When Chinese President Xi Jinping visits the White House on Friday, Obama will probably not talk to him about China’s massive Office of Personnel Management hack.


While the nation was distracted by Pope Francis’ speech at the White House and subsequent parade today, the Office of Personnel Management announced that the Chinese hack on government employee information is worse than they initially told us.

As it turns out, 5.6 million people’s fingerprints have been stolen in a colossal hack on OPM earlier this year. The newly reported number is more than five times larger than the original estimate of 1.1 million stolen fingerprints, although the total number of people estimated to have been affected by the hack remains at 21.5 million.

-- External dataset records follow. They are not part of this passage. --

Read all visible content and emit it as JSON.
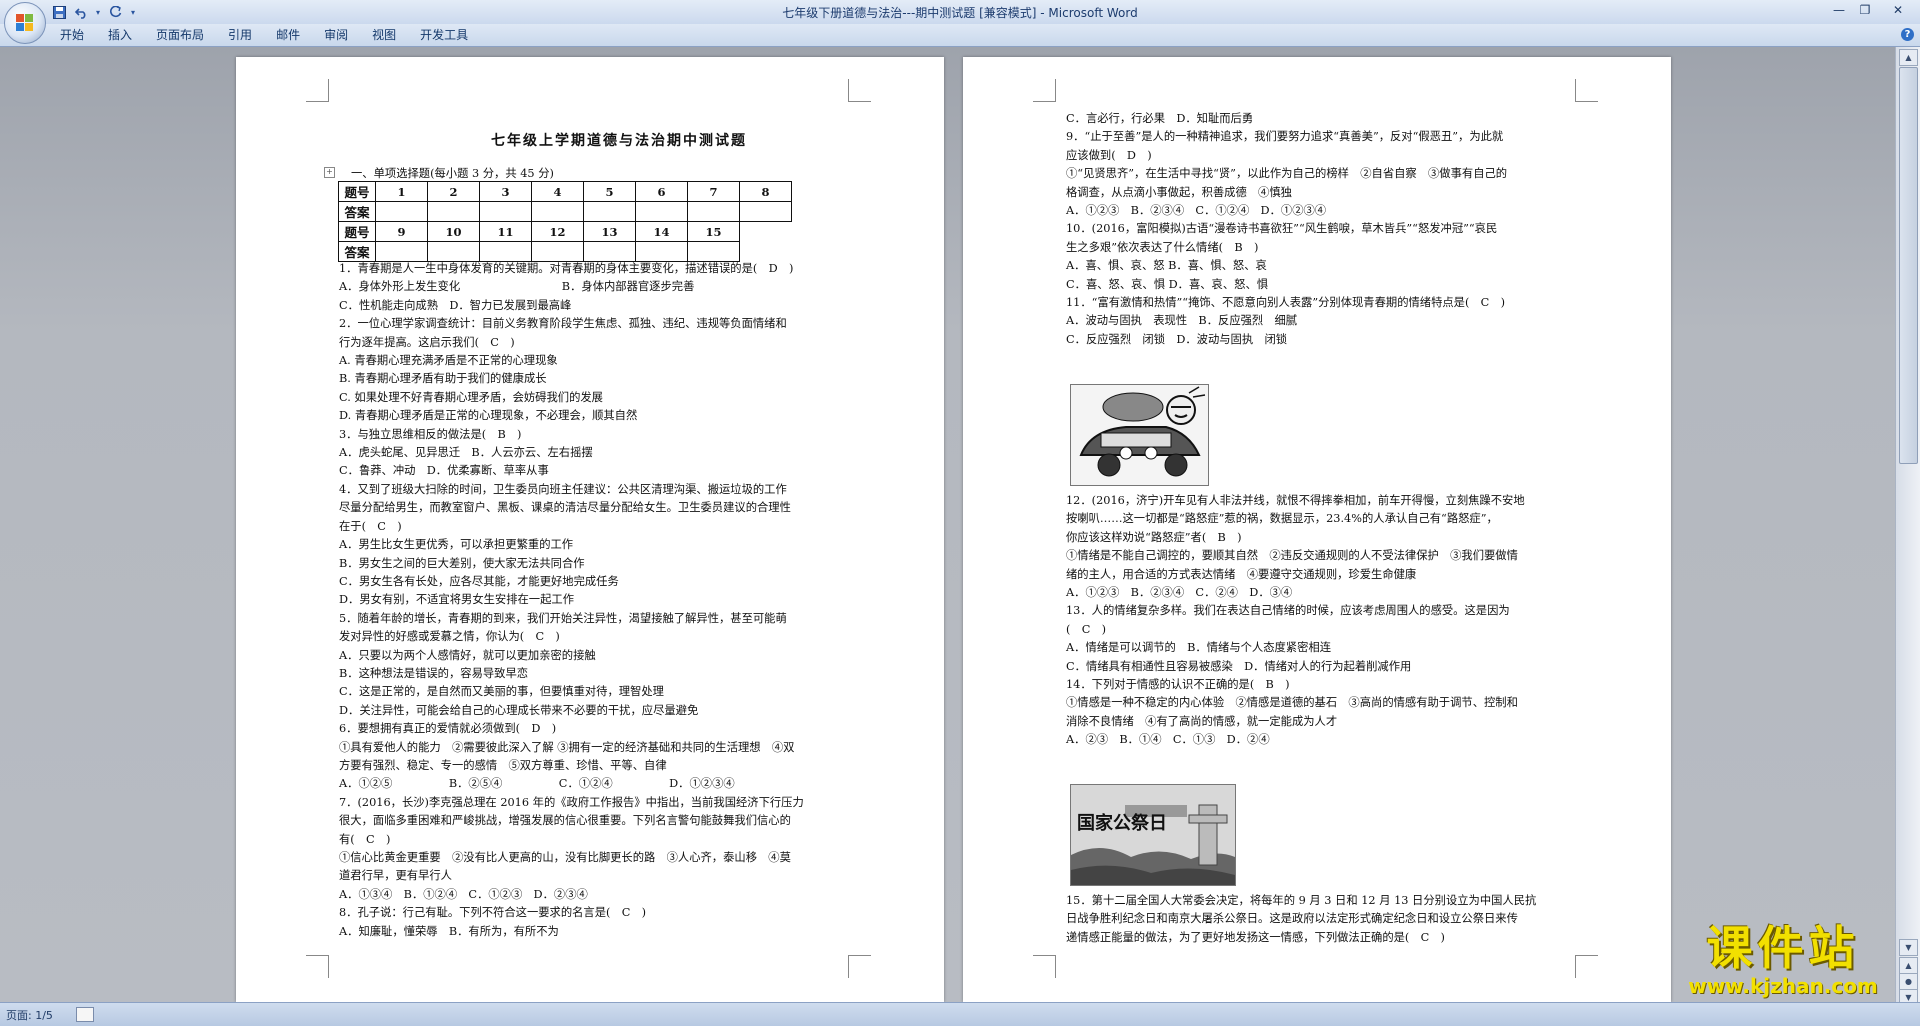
{
  "window": {
    "title": "七年级下册道德与法治---期中测试题 [兼容模式] - Microsoft Word"
  },
  "ribbon": {
    "tabs": [
      {
        "label": "开始"
      },
      {
        "label": "插入"
      },
      {
        "label": "页面布局"
      },
      {
        "label": "引用"
      },
      {
        "label": "邮件"
      },
      {
        "label": "审阅"
      },
      {
        "label": "视图"
      },
      {
        "label": "开发工具"
      }
    ]
  },
  "document": {
    "title": "七年级上学期道德与法治期中测试题",
    "section_heading": "一、单项选择题(每小题 3 分，共 45 分)",
    "answer_table": {
      "row1_header": "题号",
      "row2_header": "答案",
      "row3_header": "题号",
      "row4_header": "答案",
      "numbers_row1": [
        "1",
        "2",
        "3",
        "4",
        "5",
        "6",
        "7",
        "8"
      ],
      "numbers_row2": [
        "9",
        "10",
        "11",
        "12",
        "13",
        "14",
        "15"
      ]
    },
    "left_page_lines": [
      "1．青春期是人一生中身体发育的关键期。对青春期的身体主要变化，描述错误的是(　D　)",
      "A．身体外形上发生变化　　　　　　　　　B．身体内部器官逐步完善",
      "C．性机能走向成熟　D．智力已发展到最高峰",
      "2．一位心理学家调查统计：目前义务教育阶段学生焦虑、孤独、违纪、违规等负面情绪和",
      "行为逐年提高。这启示我们(　C　)",
      "A. 青春期心理充满矛盾是不正常的心理现象",
      "B. 青春期心理矛盾有助于我们的健康成长",
      "C. 如果处理不好青春期心理矛盾，会妨碍我们的发展",
      "D. 青春期心理矛盾是正常的心理现象，不必理会，顺其自然",
      "3．与独立思维相反的做法是(　B　)",
      "A．虎头蛇尾、见异思迁　B．人云亦云、左右摇摆",
      "C．鲁莽、冲动　D．优柔寡断、草率从事",
      "4．又到了班级大扫除的时间，卫生委员向班主任建议：公共区清理沟渠、搬运垃圾的工作",
      "尽量分配给男生，而教室窗户、黑板、课桌的清洁尽量分配给女生。卫生委员建议的合理性",
      "在于(　C　)",
      "A．男生比女生更优秀，可以承担更繁重的工作",
      "B．男女生之间的巨大差别，使大家无法共同合作",
      "C．男女生各有长处，应各尽其能，才能更好地完成任务",
      "D．男女有别，不适宜将男女生安排在一起工作",
      "5．随着年龄的增长，青春期的到来，我们开始关注异性，渴望接触了解异性，甚至可能萌",
      "发对异性的好感或爱慕之情，你认为(　C　)",
      "A．只要以为两个人感情好，就可以更加亲密的接触",
      "B．这种想法是错误的，容易导致早恋",
      "C．这是正常的，是自然而又美丽的事，但要慎重对待，理智处理",
      "D．关注异性，可能会给自己的心理成长带来不必要的干扰，应尽量避免",
      "6．要想拥有真正的爱情就必须做到(　D　)",
      "①具有爱他人的能力　②需要彼此深入了解 ③拥有一定的经济基础和共同的生活理想　④双",
      "方要有强烈、稳定、专一的感情　⑤双方尊重、珍惜、平等、自律",
      "A．①②⑤　　　　　B．②⑤④　　　　　C．①②④　　　　　D．①②③④",
      "7．(2016，长沙)李克强总理在 2016 年的《政府工作报告》中指出，当前我国经济下行压力",
      "很大，面临多重困难和严峻挑战，增强发展的信心很重要。下列名言警句能鼓舞我们信心的",
      "有(　C　)",
      "①信心比黄金更重要　②没有比人更高的山，没有比脚更长的路　③人心齐，泰山移　④莫",
      "道君行早，更有早行人",
      "A．①③④　B．①②④　C．①②③　D．②③④",
      "8．孔子说：行己有耻。下列不符合这一要求的名言是(　C　)",
      "A．知廉耻，懂荣辱　B．有所为，有所不为"
    ],
    "right_page_lines_a": [
      "C．言必行，行必果　D．知耻而后勇",
      "9．“止于至善”是人的一种精神追求，我们要努力追求“真善美”，反对“假恶丑”，为此就",
      "应该做到(　D　)",
      "①“见贤思齐”，在生活中寻找“贤”，以此作为自己的榜样　②自省自察　③做事有自己的",
      "格调查，从点滴小事做起，积善成德　④慎独",
      "A．①②③　B．②③④　C．①②④　D．①②③④",
      "10．(2016，富阳模拟)古语“漫卷诗书喜欲狂”“风生鹤唳，草木皆兵”“怒发冲冠”“哀民",
      "生之多艰”依次表达了什么情绪(　B　)",
      "A．喜、惧、哀、怒 B．喜、惧、怒、哀",
      "C．喜、怒、哀、惧 D．喜、哀、怒、惧",
      "11．“富有激情和热情”“掩饰、不愿意向别人表露”分别体现青春期的情绪特点是(　C　)",
      "A．波动与固执　表现性　B．反应强烈　细腻",
      "C．反应强烈　闭锁　D．波动与固执　闭锁"
    ],
    "right_page_lines_b": [
      "12．(2016，济宁)开车见有人非法并线，就恨不得摔拳相加，前车开得慢，立刻焦躁不安地",
      "按喇叭……这一切都是“路怒症”惹的祸，数据显示，23.4%的人承认自己有“路怒症”，",
      "你应该这样劝说“路怒症”者(　B　)",
      "①情绪是不能自己调控的，要顺其自然　②违反交通规则的人不受法律保护　③我们要做情",
      "绪的主人，用合适的方式表达情绪　④要遵守交通规则，珍爱生命健康",
      "A．①②③　B．②③④　C．②④　D．③④",
      "13．人的情绪复杂多样。我们在表达自己情绪的时候，应该考虑周围人的感受。这是因为",
      "(　C　)",
      "A．情绪是可以调节的　B．情绪与个人态度紧密相连",
      "C．情绪具有相通性且容易被感染　D．情绪对人的行为起着削减作用",
      "14．下列对于情感的认识不正确的是(　B　)",
      "①情感是一种不稳定的内心体验　②情感是道德的基石　③高尚的情感有助于调节、控制和",
      "消除不良情绪　④有了高尚的情感，就一定能成为人才",
      "A．②③　B．①④　C．①③　D．②④"
    ],
    "right_page_lines_c": [
      "15．第十二届全国人大常委会决定，将每年的 9 月 3 日和 12 月 13 日分别设立为中国人民抗",
      "日战争胜利纪念日和南京大屠杀公祭日。这是政府以法定形式确定纪念日和设立公祭日来传",
      "递情感正能量的做法，为了更好地发扬这一情感，下列做法正确的是(　C　)"
    ],
    "figure2_text": "国家公祭日"
  },
  "status": {
    "page_info": "页面: 1/5"
  },
  "watermark": {
    "title": "课件站",
    "url": "www.kjzhan.com"
  },
  "colors": {
    "ribbon_bg": "#c9d8ec",
    "title_text": "#1c3b6e",
    "workspace_bg": "#b4b8bf",
    "watermark_yellow": "#f2e000"
  }
}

Ironically, the announcement comes during Chinese President Xi Jinping’s first visit to the United States since taking office. While the hackers responsible for the OPM breach were definitely Chinese, the White House has been hesitant to point the finger at the Chinese government and has yet to retaliate for the cyber attack.

Yesterday, Xi repeatedly insisted that the Chinese government was not behind the attack, insisting it was the work of corporate espionage. While delivering a speech in Seattle, he said that China is eager to work with the United States to combat cyber theft, which he said their own government has fallen victim to as well.

Despite Xi’s insistence that his government was not behind the attack, everyone kind of knows he’s lying. After all, what good is the personal information of U.S. government employees and spies to corporations? While it’s clear that the federal government needs to ramp up their cyber security efforts, Paul Bonicelli blames President Obama’s foreign policy decisions that have weakened the United States’s global position. He writes: 

The United States would have been better served by an OPM that was on its guard, but also by a posture in the world that warded off such unprecedented attacks. Every country that can spies in as sophisticated a way as possible, but for China to feel free to commit such an attack says a lot about how little it fears crossing the Obama administration.

Obama will get a chance to talk to Xi about the hack when the latter visits the White House on Friday, although if the past is any indicator, Obama will probably not bring any of this up.